Growing up, we had plenty of corned beef and cabbage. It was one of Mom’s favorites; she made it once a month or so in a big iron Dutch oven.
These days we only get homemade corned beef and cabbage when we make it ourself. Unlike Mom, we can’t hang around the kitchen and watch the pot.
Fortunately, McCormick sent us this slow cooker recipe. We toss the ingredients into the cooker, turn it on and come back in eight hours. Slow cooking lacks the glamour of aroma wafting from the big iron pot, but it does the job.
WHAT IS CORNED BEEF?
Corning refers to curing or pickling the meat in a seasoned brine. The word refers to the “corns” or grains of rock salt (today, kosher salt) that is mixed with water to make the brine.
Typically, brisket is used to make corned beef; the dish has many regional variations and seasonings. Smoking a corned beef, and adding extra spices, produces pastrami.
Corned beef was a staple in middle-European Jewish cuisine. Irish immigrants learned about corned beef on New York’s Lower East Side from their Jewish neighbors, and adopted it as a cheaper alternative to Irish bacon. Bacon and cabbage is a popular Irish dish. (Irish bacon is a lean, smoked pork loin similar to Canadian bacon. Here are the different types of bacon.)
Cattle in Ireland were not used for meat but for dairy products. Pork, an inexpensive meat in Ireland, was a dinner table staple.

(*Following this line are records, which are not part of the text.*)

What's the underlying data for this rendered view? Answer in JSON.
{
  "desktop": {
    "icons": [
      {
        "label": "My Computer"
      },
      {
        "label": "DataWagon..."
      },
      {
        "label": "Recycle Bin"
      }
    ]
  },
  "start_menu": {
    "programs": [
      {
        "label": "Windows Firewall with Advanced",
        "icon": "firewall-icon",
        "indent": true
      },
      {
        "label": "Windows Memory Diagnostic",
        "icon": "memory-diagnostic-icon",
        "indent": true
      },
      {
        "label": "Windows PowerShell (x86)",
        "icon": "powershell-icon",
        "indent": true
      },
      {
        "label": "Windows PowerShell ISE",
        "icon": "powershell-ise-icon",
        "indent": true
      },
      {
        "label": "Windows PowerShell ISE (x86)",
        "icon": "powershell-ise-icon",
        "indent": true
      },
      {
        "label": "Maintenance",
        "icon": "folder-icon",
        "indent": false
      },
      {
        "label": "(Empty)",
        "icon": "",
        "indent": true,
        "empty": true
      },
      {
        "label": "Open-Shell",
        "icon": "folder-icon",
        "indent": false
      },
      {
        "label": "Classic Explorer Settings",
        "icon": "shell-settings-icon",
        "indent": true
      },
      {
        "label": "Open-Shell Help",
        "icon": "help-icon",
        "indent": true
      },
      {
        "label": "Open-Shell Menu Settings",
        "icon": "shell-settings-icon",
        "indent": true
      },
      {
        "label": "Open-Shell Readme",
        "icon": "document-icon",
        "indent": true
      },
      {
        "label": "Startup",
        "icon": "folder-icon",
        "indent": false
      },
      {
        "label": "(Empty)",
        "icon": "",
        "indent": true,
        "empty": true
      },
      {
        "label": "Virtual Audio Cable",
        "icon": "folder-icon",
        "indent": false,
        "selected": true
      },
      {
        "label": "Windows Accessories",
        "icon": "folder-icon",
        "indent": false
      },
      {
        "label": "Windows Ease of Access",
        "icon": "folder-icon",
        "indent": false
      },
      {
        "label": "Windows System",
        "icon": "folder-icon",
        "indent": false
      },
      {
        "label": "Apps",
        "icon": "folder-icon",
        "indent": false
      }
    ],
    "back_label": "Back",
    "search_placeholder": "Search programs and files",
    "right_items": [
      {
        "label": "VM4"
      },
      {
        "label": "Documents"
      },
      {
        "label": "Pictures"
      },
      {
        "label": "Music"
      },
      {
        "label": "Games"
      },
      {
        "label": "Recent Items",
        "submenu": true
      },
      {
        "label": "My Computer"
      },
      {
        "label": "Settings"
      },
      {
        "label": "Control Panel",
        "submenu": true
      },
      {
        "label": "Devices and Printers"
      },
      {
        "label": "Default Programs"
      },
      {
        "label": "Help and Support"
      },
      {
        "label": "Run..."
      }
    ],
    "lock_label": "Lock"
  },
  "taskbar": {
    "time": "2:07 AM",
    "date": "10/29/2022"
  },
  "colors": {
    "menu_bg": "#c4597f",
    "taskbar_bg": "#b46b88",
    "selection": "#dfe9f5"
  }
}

But in the U.S., pork was much more expensive than the American staple meat, beef; and brisket, which required several hours of cooking to tenderize, was an affordable cut. Irish-Americans substituted corned beef for the bacon, and and Corned Beef & Cabbage was born.
Trivia: The first St. Patrick’s Day parade originated in New York City, in 1762.
Top: Slow cooker Corned Beef & Cabbage from McCormick. Bottom: Uncooked brisket from Double R Ranch, available from Williams-Sonoma.